Only problem was, as Limbaugh was informed almost immediately, the story was a complete hoax, a satire posted on an allegedly humorous blog called "Jumping In Pools."
Joe Klein himself denied ever writing such a piece. "It is completely false," Klein posted on Time's online blog "Swampland." "I've never seen Obama's thesis. I have no idea where this report comes from -- but I can assure you that it's complete nonsense."
Rush, as the kids say, had been punk'd.
No matter, Limbaugh smoothly stated in his very next radio hour. He repeated the false quotes, then admitted that they were probably fake, but -- and this is the cool part -- he still stood by them because (a) he himself had been misquoted recently, and (b) he "knows Obama thinks it."
You can see how, to a lazy person such as myself, this would be very attractive. As a liberal, I can't get away with, for example, saying Sarah Palin once actually claimed she had foreign policy experience because she could "see Russia from her house."
As a liberal columnist, I'd have to point out that Palin never actually said that, but that that quote was instead from "Saturday Night Live" performer Tina Fey's hilarious impression of Palin. If I didn't, you can bet there'd be a deluge of letters lambasting me for making something up. And the defense "Well, it's a lie, sure, but I know Sarah Palin thinks that way" just wouldn't cut it.

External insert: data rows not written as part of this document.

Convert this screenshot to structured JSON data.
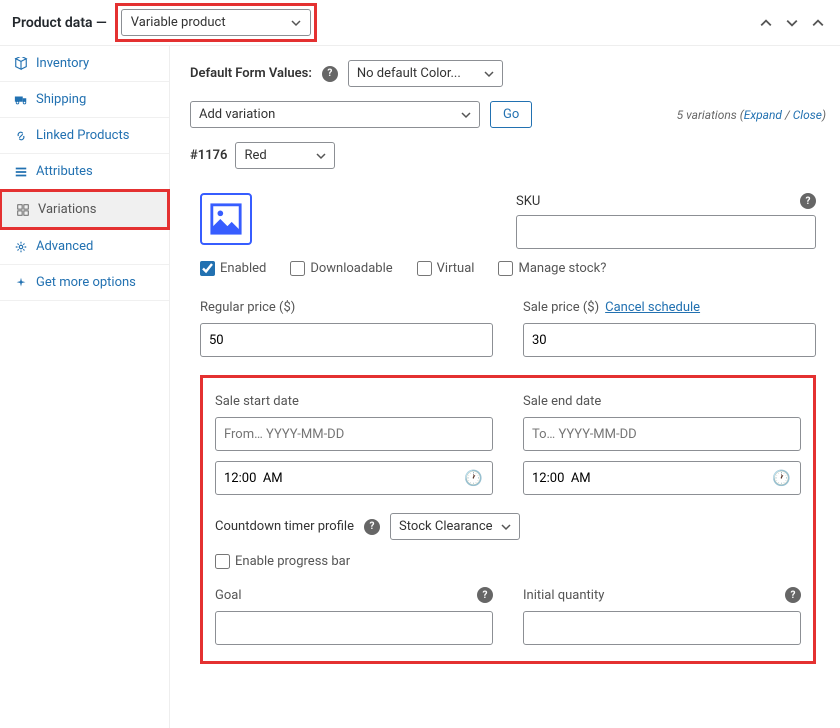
{
  "header": {
    "title": "Product data —",
    "dropdown": "Variable product"
  },
  "sidebar": {
    "items": [
      {
        "label": "Inventory"
      },
      {
        "label": "Shipping"
      },
      {
        "label": "Linked Products"
      },
      {
        "label": "Attributes"
      },
      {
        "label": "Variations"
      },
      {
        "label": "Advanced"
      },
      {
        "label": "Get more options"
      }
    ]
  },
  "content": {
    "default_form_label": "Default Form Values:",
    "default_form_select": "No default Color...",
    "add_variation": "Add variation",
    "go": "Go",
    "variations_count": "5 variations",
    "expand": "Expand",
    "close": "Close",
    "variation": {
      "id": "#1176",
      "attr": "Red",
      "sku_label": "SKU",
      "enabled": "Enabled",
      "downloadable": "Downloadable",
      "virtual": "Virtual",
      "manage_stock": "Manage stock?",
      "regular_price_label": "Regular price ($)",
      "regular_price": "50",
      "sale_price_label": "Sale price ($)",
      "sale_price": "30",
      "cancel_schedule": "Cancel schedule",
      "sale_start_label": "Sale start date",
      "sale_start_placeholder": "From… YYYY-MM-DD",
      "sale_end_label": "Sale end date",
      "sale_end_placeholder": "To… YYYY-MM-DD",
      "time": "12:00  AM",
      "countdown_label": "Countdown timer profile",
      "countdown_select": "Stock Clearance",
      "enable_progress": "Enable progress bar",
      "goal_label": "Goal",
      "initial_qty_label": "Initial quantity"
    }
  }
}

But if I were a wingnut -- boy howdy, anything goes. I could make a crazy accusation, find out it's false within the hour, and stand by it anyway. Even after it's shown to be a lie, I could circulate the story on the Internet via chain e-mails that circle around in the Internet forever.
It's really tempting. Someone talk me out of it.